_Record extracts_:

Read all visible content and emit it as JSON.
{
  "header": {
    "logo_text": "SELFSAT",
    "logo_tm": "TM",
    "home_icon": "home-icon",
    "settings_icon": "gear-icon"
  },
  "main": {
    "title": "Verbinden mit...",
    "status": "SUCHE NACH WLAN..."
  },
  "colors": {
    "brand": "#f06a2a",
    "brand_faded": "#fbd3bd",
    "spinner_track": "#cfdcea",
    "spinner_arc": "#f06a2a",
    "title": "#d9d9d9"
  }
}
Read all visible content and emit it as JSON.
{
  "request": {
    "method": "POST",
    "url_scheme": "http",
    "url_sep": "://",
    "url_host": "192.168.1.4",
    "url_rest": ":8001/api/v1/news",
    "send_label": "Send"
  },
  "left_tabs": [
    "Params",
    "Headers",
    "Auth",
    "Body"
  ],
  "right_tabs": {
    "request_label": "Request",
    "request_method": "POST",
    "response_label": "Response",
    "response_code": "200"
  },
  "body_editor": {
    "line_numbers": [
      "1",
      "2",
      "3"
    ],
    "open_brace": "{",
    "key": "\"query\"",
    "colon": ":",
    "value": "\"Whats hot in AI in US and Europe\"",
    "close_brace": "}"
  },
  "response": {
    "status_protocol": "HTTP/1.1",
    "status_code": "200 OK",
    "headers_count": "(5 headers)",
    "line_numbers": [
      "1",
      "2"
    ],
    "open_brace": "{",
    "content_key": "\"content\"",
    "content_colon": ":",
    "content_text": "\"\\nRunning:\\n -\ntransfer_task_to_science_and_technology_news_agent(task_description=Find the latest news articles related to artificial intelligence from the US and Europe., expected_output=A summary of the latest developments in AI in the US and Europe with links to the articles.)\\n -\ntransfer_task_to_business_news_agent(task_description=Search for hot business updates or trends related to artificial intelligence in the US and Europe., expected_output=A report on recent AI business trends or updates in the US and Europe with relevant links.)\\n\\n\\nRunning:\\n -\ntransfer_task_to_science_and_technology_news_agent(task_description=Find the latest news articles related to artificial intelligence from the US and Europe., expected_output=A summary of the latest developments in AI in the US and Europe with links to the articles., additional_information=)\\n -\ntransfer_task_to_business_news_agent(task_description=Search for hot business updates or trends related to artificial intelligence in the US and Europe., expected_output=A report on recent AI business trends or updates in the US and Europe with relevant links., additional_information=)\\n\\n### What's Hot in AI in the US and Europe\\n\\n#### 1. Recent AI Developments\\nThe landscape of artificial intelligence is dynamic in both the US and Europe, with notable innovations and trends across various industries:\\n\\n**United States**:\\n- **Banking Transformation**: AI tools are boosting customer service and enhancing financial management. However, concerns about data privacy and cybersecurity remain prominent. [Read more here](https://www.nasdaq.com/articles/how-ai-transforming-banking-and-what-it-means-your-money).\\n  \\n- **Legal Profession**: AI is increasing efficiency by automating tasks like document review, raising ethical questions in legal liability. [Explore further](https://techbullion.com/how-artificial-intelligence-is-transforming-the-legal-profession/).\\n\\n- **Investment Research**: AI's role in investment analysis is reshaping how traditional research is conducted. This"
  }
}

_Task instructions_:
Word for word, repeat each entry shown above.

_Task answer_:
Read all visible content and emit it as JSON.
{
  "header": {
    "logo_text": "SELFSAT",
    "logo_tm": "TM",
    "home_icon": "home-icon",
    "settings_icon": "gear-icon"
  },
  "main": {
    "title": "Verbinden mit...",
    "status": "SUCHE NACH WLAN..."
  },
  "colors": {
    "brand": "#f06a2a",
    "brand_faded": "#fbd3bd",
    "spinner_track": "#cfdcea",
    "spinner_arc": "#f06a2a",
    "title": "#d9d9d9"
  }
}
Read all visible content and emit it as JSON.
{
  "request": {
    "method": "POST",
    "url_scheme": "http",
    "url_sep": "://",
    "url_host": "192.168.1.4",
    "url_rest": ":8001/api/v1/news",
    "send_label": "Send"
  },
  "left_tabs": [
    "Params",
    "Headers",
    "Auth",
    "Body"
  ],
  "right_tabs": {
    "request_label": "Request",
    "request_method": "POST",
    "response_label": "Response",
    "response_code": "200"
  },
  "body_editor": {
    "line_numbers": [
      "1",
      "2",
      "3"
    ],
    "open_brace": "{",
    "key": "\"query\"",
    "colon": ":",
    "value": "\"Whats hot in AI in US and Europe\"",
    "close_brace": "}"
  },
  "response": {
    "status_protocol": "HTTP/1.1",
    "status_code": "200 OK",
    "headers_count": "(5 headers)",
    "line_numbers": [
      "1",
      "2"
    ],
    "open_brace": "{",
    "content_key": "\"content\"",
    "content_colon": ":",
    "content_text": "\"\\nRunning:\\n -\ntransfer_task_to_science_and_technology_news_agent(task_description=Find the latest news articles related to artificial intelligence from the US and Europe., expected_output=A summary of the latest developments in AI in the US and Europe with links to the articles.)\\n -\ntransfer_task_to_business_news_agent(task_description=Search for hot business updates or trends related to artificial intelligence in the US and Europe., expected_output=A report on recent AI business trends or updates in the US and Europe with relevant links.)\\n\\n\\nRunning:\\n -\ntransfer_task_to_science_and_technology_news_agent(task_description=Find the latest news articles related to artificial intelligence from the US and Europe., expected_output=A summary of the latest developments in AI in the US and Europe with links to the articles., additional_information=)\\n -\ntransfer_task_to_business_news_agent(task_description=Search for hot business updates or trends related to artificial intelligence in the US and Europe., expected_output=A report on recent AI business trends or updates in the US and Europe with relevant links., additional_information=)\\n\\n### What's Hot in AI in the US and Europe\\n\\n#### 1. Recent AI Developments\\nThe landscape of artificial intelligence is dynamic in both the US and Europe, with notable innovations and trends across various industries:\\n\\n**United States**:\\n- **Banking Transformation**: AI tools are boosting customer service and enhancing financial management. However, concerns about data privacy and cybersecurity remain prominent. [Read more here](https://www.nasdaq.com/articles/how-ai-transforming-banking-and-what-it-means-your-money).\\n  \\n- **Legal Profession**: AI is increasing efficiency by automating tasks like document review, raising ethical questions in legal liability. [Explore further](https://techbullion.com/how-artificial-intelligence-is-transforming-the-legal-profession/).\\n\\n- **Investment Research**: AI's role in investment analysis is reshaping how traditional research is conducted. This"
  }
}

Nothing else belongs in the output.